Given this volatility, which is intensifying in regions such as the Middle East, Europe and East Asia where air/ground cavalry teams proved their utility in past wars, divisions must prepare to fight for information as subordinate maneuver elements or as independent joint task forces. This imperative includes organizing to conduct forceful reconnaissance and security operations against a variety of near-peer, non-state and hybrid adversaries.
“Over the past 18 months, the 1st Cavalry Division continues to modernize our equipment and adapt how we fight which will enable us to respond to emerging threats as the Army’s principal tactical warfighting formation in large scale combat operations,” said Maj. Gen. John Richardson, 1st Cavalry Division commanding general. “This modernization process not only involves fielding cutting-edge equipment, but also restructuring the formation with the addition of a division cavalry squadron and armored cavalry troops at the brigade-level, which will provide additional reconnaissance and security capabilities enabling the division and brigade commanders to maintain the advantage over any potential adversary.”

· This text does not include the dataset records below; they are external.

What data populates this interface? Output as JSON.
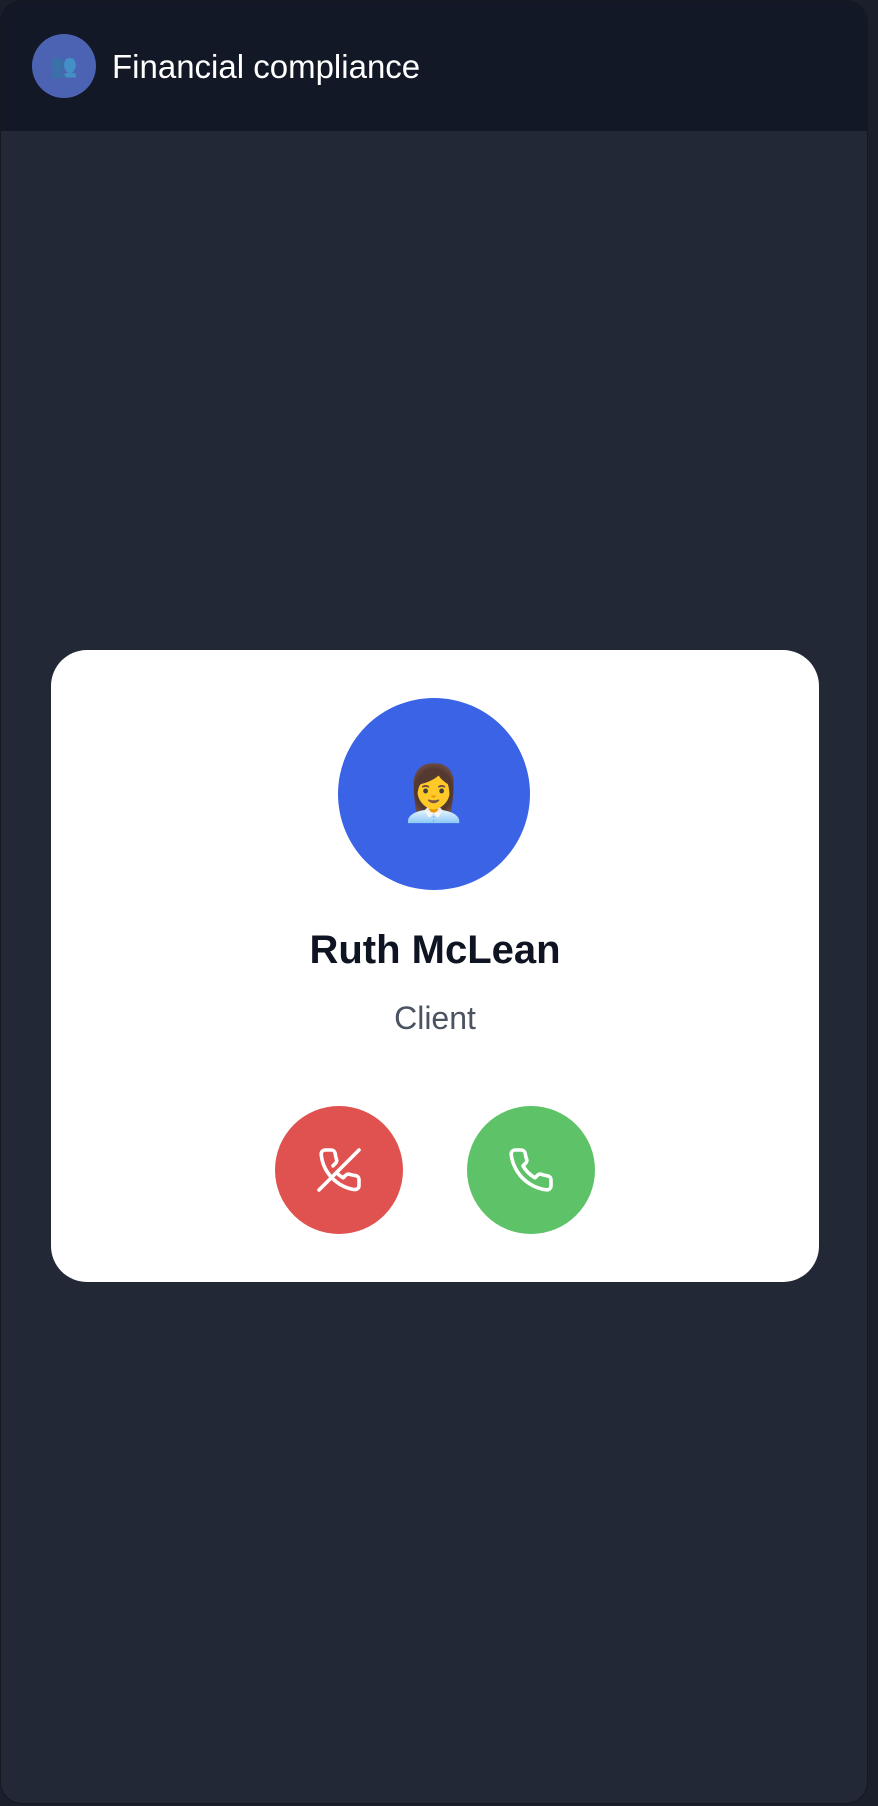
{
  "header": {
    "avatar_icon": "👥",
    "title": "Financial compliance"
  },
  "call": {
    "avatar_emoji": "👩‍💼",
    "caller_name": "Ruth McLean",
    "caller_role": "Client",
    "decline_icon": "phone-off-icon",
    "accept_icon": "phone-icon"
  },
  "colors": {
    "accent": "#3a63e6",
    "decline": "#df5250",
    "accept": "#5ec269",
    "header_bg": "#131826",
    "page_bg": "#222835"
  }
}
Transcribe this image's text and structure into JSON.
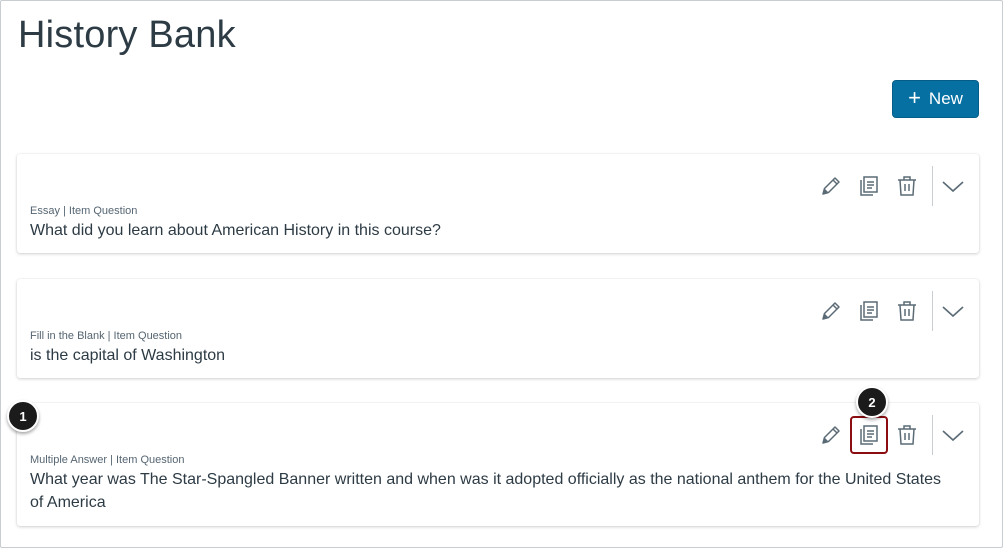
{
  "page": {
    "title": "History Bank"
  },
  "toolbar": {
    "new_plus": "+",
    "new_label": "New"
  },
  "questions": [
    {
      "type": "Essay | Item Question",
      "text": "What did you learn about American History in this course?"
    },
    {
      "type": "Fill in the Blank | Item Question",
      "text": "is the capital of Washington"
    },
    {
      "type": "Multiple Answer | Item Question",
      "text": "What year was The Star-Spangled Banner written and when was it adopted officially as the national anthem for the United States of America"
    }
  ],
  "callouts": {
    "one": "1",
    "two": "2"
  },
  "icons": {
    "edit": "pencil-icon",
    "duplicate": "copy-icon",
    "delete": "trash-icon",
    "expand": "chevron-down-icon"
  },
  "colors": {
    "accent": "#0770a3",
    "highlight": "#8b0d12",
    "text": "#2d3b45"
  }
}
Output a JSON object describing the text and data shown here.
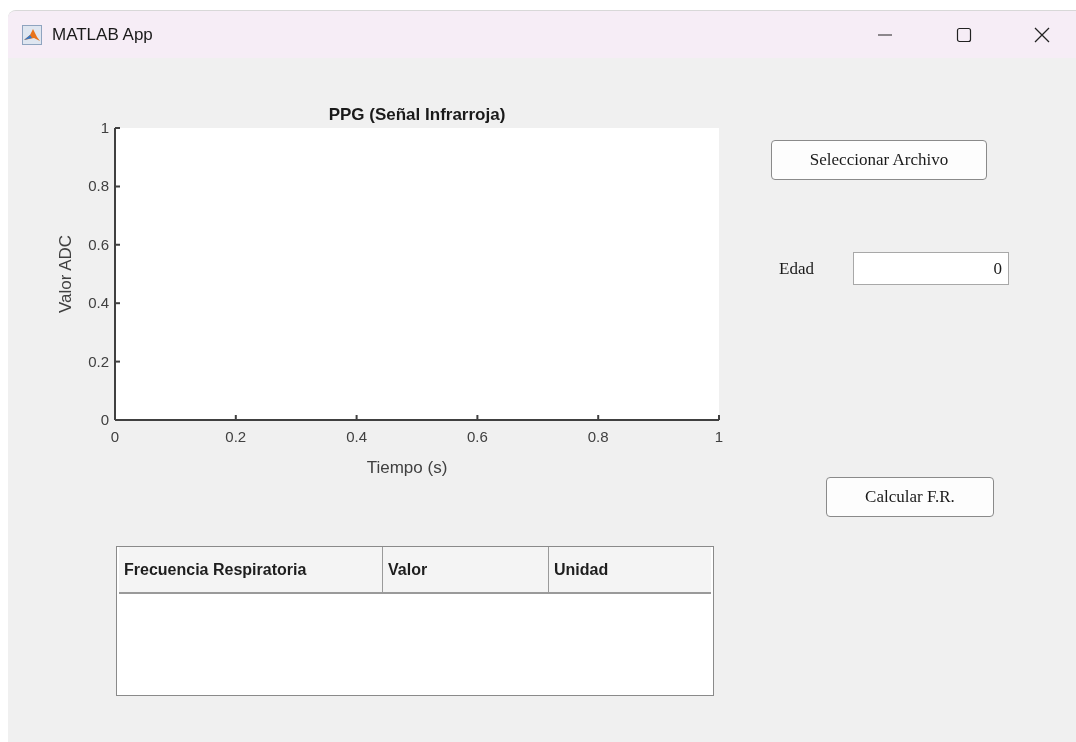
{
  "window": {
    "title": "MATLAB App"
  },
  "axes": {
    "chart_data": {
      "type": "line",
      "title": "PPG (Señal Infrarroja)",
      "xlabel": "Tiempo (s)",
      "ylabel": "Valor ADC",
      "xlim": [
        0,
        1
      ],
      "ylim": [
        0,
        1
      ],
      "xticks": [
        0,
        0.2,
        0.4,
        0.6,
        0.8,
        1
      ],
      "yticks": [
        0,
        0.2,
        0.4,
        0.6,
        0.8,
        1
      ]
    }
  },
  "select_button": {
    "label": "Seleccionar Archivo"
  },
  "age_field": {
    "label": "Edad",
    "value": "0"
  },
  "calc_button": {
    "label": "Calcular F.R."
  },
  "table": {
    "columns": [
      "Frecuencia Respiratoria",
      "Valor",
      "Unidad"
    ]
  }
}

Since the pilot program kicked off, GARRYOWEN Troops have been working in an initial operating capability phase where they were afforded the opportunity to test the DIV CAV capability to serve as the eyes and ears of the division commander during several command post training exercises.

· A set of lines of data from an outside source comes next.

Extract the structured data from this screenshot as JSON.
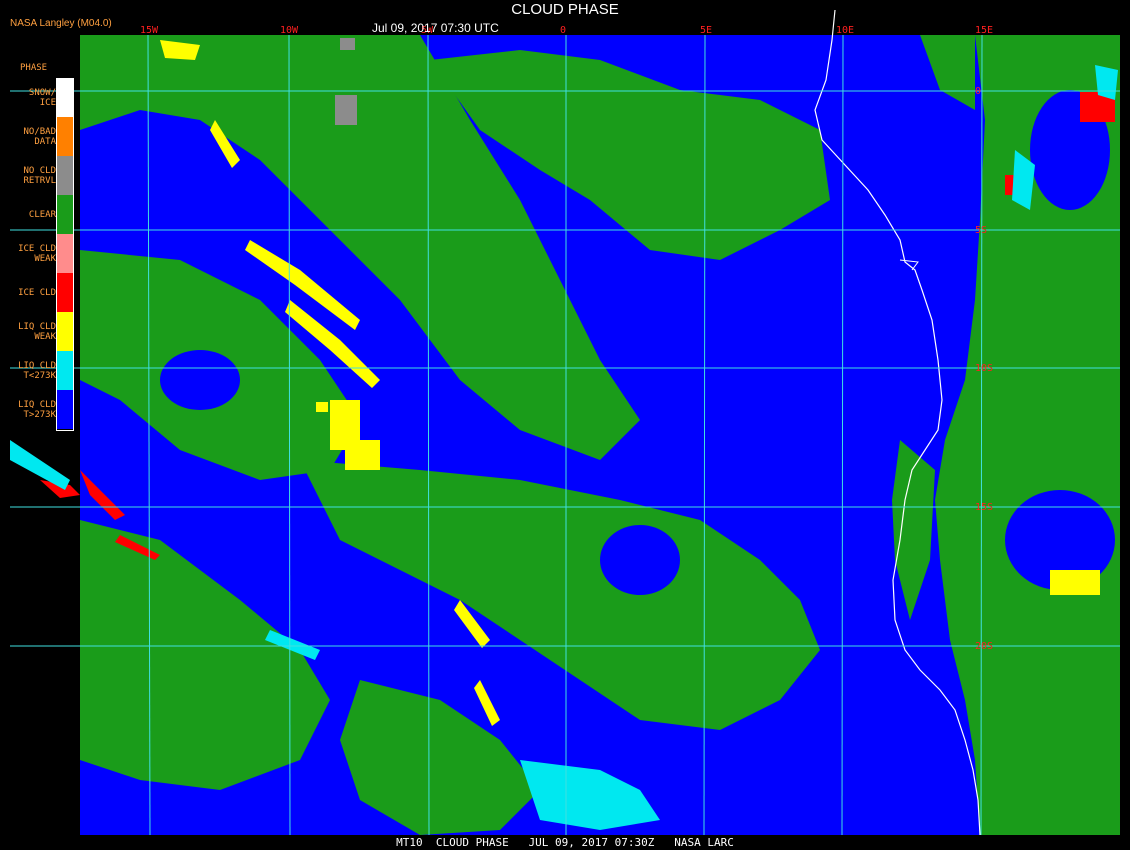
{
  "header": {
    "provider": "NASA Langley (M04.0)",
    "title": "CLOUD PHASE",
    "datetime": "Jul 09, 2017 07:30 UTC"
  },
  "legend": {
    "title": "PHASE",
    "items": [
      {
        "label": "SNOW/\nICE",
        "color": "#ffffff"
      },
      {
        "label": "NO/BAD\nDATA",
        "color": "#ff8000"
      },
      {
        "label": "NO CLD\nRETRVL",
        "color": "#8c8c8c"
      },
      {
        "label": "CLEAR",
        "color": "#1a9c1a"
      },
      {
        "label": "ICE CLD\nWEAK",
        "color": "#ff8c8c"
      },
      {
        "label": "ICE CLD",
        "color": "#ff0000"
      },
      {
        "label": "LIQ CLD\nWEAK",
        "color": "#ffff00"
      },
      {
        "label": "LIQ CLD\nT<273K",
        "color": "#00e8f0"
      },
      {
        "label": "LIQ CLD\nT>273K",
        "color": "#0000ff"
      }
    ]
  },
  "grid": {
    "longitudes": [
      "15W",
      "10W",
      "5W",
      "0",
      "5E",
      "10E",
      "15E"
    ],
    "latitudes": [
      "0",
      "5S",
      "10S",
      "15S",
      "20S"
    ]
  },
  "footer": "MT10  CLOUD PHASE   JUL 09, 2017 07:30Z   NASA LARC",
  "colors": {
    "ocean_liquid": "#0000ff",
    "clear": "#1a9c1a",
    "grid": "#40e0e0",
    "coast": "#ffffff",
    "label": "#ffa040",
    "gridlabel": "#ff2020"
  }
}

Last fall, the GARRY OWEN team was selected to participate in the Army Futures Command’s Project Convergence 2022, the largest experiment of its kind since the Louisiana Maneuvers of the 1940s. During the experiment ,1-7 CAV Troops fought across the central corridor at the National Training Center in Fort Irwin, California for 60 days while testing the latest warfighting technology including robots, radios, unmanned aerial systems, and targeting systems.

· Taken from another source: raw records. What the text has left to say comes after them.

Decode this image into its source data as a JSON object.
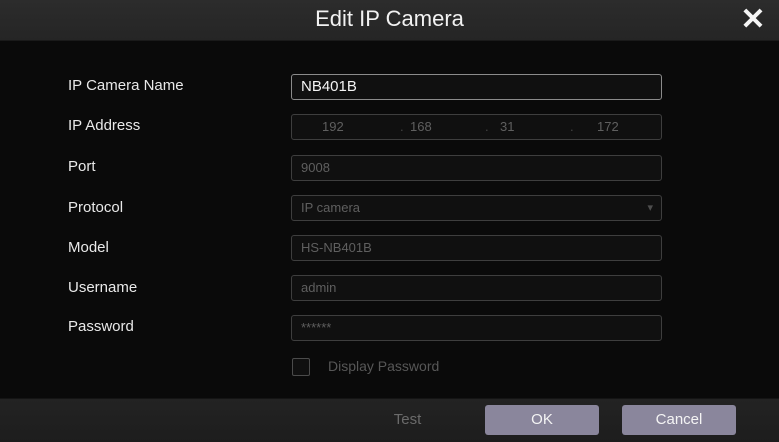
{
  "dialog": {
    "title": "Edit IP Camera"
  },
  "form": {
    "name_label": "IP Camera Name",
    "name_value": "NB401B",
    "ip_label": "IP Address",
    "ip_octets": [
      "192",
      "168",
      "31",
      "172"
    ],
    "ip_separator": ".",
    "port_label": "Port",
    "port_value": "9008",
    "protocol_label": "Protocol",
    "protocol_value": "IP camera",
    "model_label": "Model",
    "model_value": "HS-NB401B",
    "username_label": "Username",
    "username_value": "admin",
    "password_label": "Password",
    "password_value": "******",
    "display_password_label": "Display Password"
  },
  "footer": {
    "test_label": "Test",
    "ok_label": "OK",
    "cancel_label": "Cancel"
  },
  "icons": {
    "close": "close-icon",
    "dropdown": "chevron-down-icon"
  },
  "colors": {
    "button_bg": "#8a869c",
    "background": "#0a0a0a"
  }
}
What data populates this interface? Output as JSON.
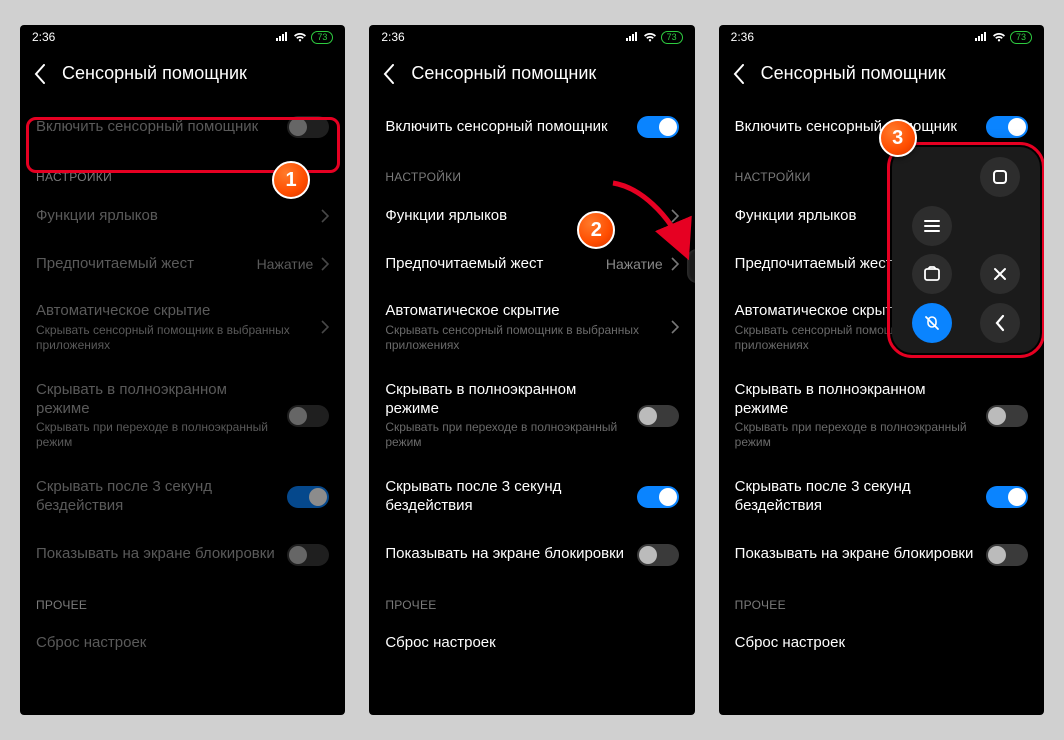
{
  "status": {
    "time": "2:36",
    "battery": "73"
  },
  "header": {
    "title": "Сенсорный помощник"
  },
  "sections": {
    "settings": "НАСТРОЙКИ",
    "other": "ПРОЧЕЕ"
  },
  "rows": {
    "enable": "Включить сенсорный помощник",
    "shortcuts": "Функции ярлыков",
    "gesture": "Предпочитаемый жест",
    "gesture_value": "Нажатие",
    "autohide": "Автоматическое скрытие",
    "autohide_sub": "Скрывать сенсорный помощник в выбранных приложениях",
    "fullscreen": "Скрывать в полноэкранном режиме",
    "fullscreen_sub": "Скрывать при переходе в полноэкранный режим",
    "idle": "Скрывать после 3 секунд бездействия",
    "lockscreen": "Показывать на экране блокировки",
    "reset": "Сброс настроек"
  },
  "badges": {
    "one": "1",
    "two": "2",
    "three": "3"
  }
}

“It was a once-in-a lifetime experience and we took advantage of the repetitions to fight Blackhorse on their own terrain,” Speakes said. “It’s not surprising that we learned that the people make all the difference in how we’ll fight in the future. Our Troopers developed innovative ways to employ their assigned technology and we saw phenomenal results as we put all the pieces together.”
This summer, the 1-7 CAV will return to the National Training Center to further develop the DIV CAV Squadron concept. Throughout the pilot program, GARRYOWEN Troops and leaders have continued to provide feedback to U.S. Army Forces Command and the U.S. Army Training and Doctrine Command to help shape future DIV CAV Squadrons across the Army.
“It’s part of 1-7 CAV’s DNA to be at the forefront of experiments,” Speakes said. “I think often of [Lt. Gen.] Hal Moore, former commander for 1-7 CAV during Vietnam, learning about helicopters and how to employ Air Mobile forces in the jungles of Vietnam. Now, we have 1-7 CAV Troopers figuring out how far out do we have our robots and what payloads do we want on them.”
As the Nation’s premier armored force, the 1st Cavalry Division has consistently adapted to the current warfighting environment. Standing up the Division Cavalry Squadron is just one of the ways the First Team is adapting to the Army’s shift in focus from brigade-centric counterinsurgency and counterterrorism operations to large scale operations with divisions serving as the decisive tactical echelon of war.